▸ Excerpts from an interface dataset:
==============================

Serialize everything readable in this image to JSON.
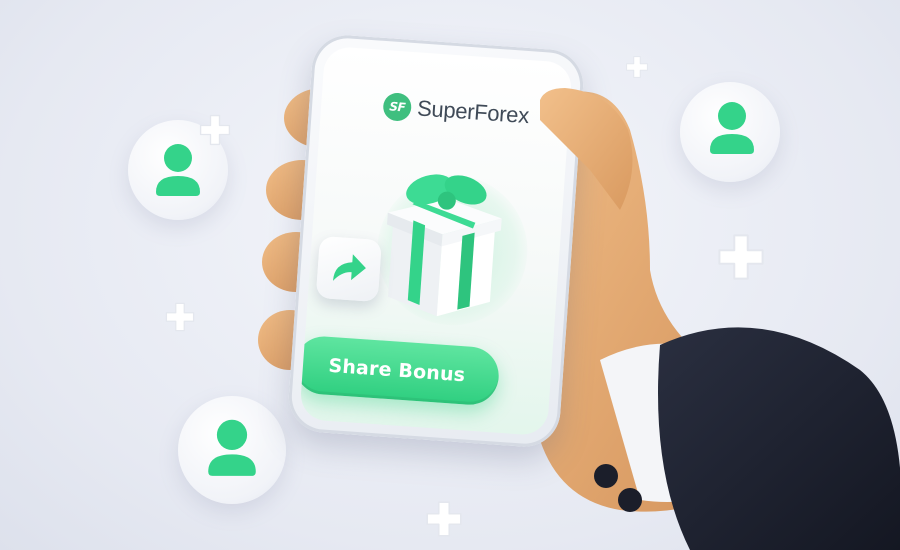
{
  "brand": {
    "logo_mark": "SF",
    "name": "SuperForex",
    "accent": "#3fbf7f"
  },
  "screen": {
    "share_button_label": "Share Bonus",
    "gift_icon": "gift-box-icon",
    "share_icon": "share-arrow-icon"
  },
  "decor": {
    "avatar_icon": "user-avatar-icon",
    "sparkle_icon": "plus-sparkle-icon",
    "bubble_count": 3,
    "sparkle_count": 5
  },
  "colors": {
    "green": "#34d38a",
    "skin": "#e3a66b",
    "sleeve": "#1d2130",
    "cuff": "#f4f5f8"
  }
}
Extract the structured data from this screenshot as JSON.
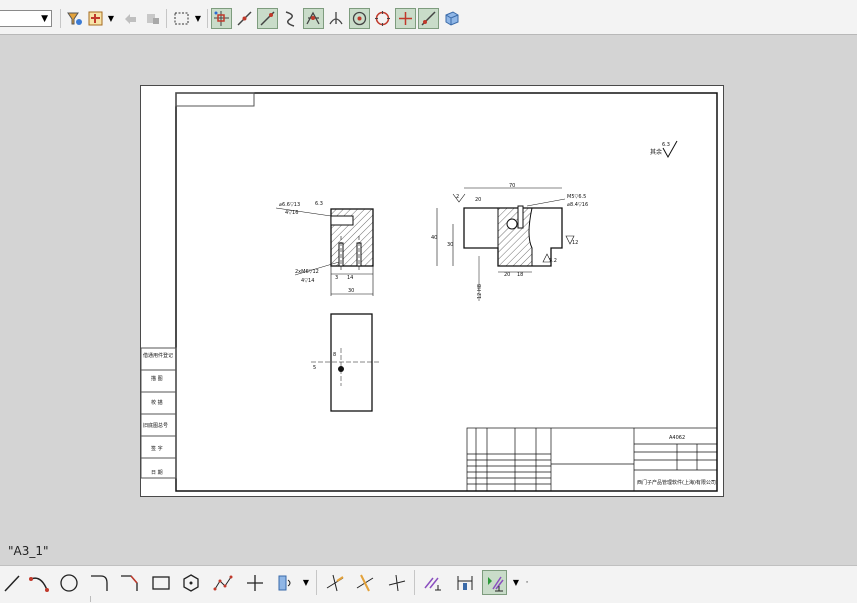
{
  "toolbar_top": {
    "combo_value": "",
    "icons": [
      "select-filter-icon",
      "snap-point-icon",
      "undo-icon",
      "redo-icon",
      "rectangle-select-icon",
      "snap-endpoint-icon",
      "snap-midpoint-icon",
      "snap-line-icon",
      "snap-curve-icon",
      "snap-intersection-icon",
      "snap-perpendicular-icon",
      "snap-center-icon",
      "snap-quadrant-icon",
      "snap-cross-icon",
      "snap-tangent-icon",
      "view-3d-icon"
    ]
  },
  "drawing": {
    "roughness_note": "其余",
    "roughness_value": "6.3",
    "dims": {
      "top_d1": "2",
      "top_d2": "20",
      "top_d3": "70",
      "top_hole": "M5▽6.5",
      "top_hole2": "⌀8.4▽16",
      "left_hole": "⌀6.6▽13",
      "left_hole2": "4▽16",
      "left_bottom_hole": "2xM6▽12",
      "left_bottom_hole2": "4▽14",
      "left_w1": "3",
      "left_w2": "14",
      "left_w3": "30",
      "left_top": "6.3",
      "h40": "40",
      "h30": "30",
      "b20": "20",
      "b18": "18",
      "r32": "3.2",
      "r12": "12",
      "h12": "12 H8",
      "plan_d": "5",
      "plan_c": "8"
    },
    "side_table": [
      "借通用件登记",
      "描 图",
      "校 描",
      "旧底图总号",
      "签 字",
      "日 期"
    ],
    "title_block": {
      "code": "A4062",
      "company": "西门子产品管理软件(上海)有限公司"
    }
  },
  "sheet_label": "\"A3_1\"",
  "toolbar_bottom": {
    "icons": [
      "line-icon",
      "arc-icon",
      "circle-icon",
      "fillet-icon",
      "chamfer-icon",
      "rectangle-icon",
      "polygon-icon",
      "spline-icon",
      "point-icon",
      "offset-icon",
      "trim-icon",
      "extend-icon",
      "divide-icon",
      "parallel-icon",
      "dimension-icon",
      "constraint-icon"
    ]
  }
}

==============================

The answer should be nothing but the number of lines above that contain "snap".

▸ Output for this task:
11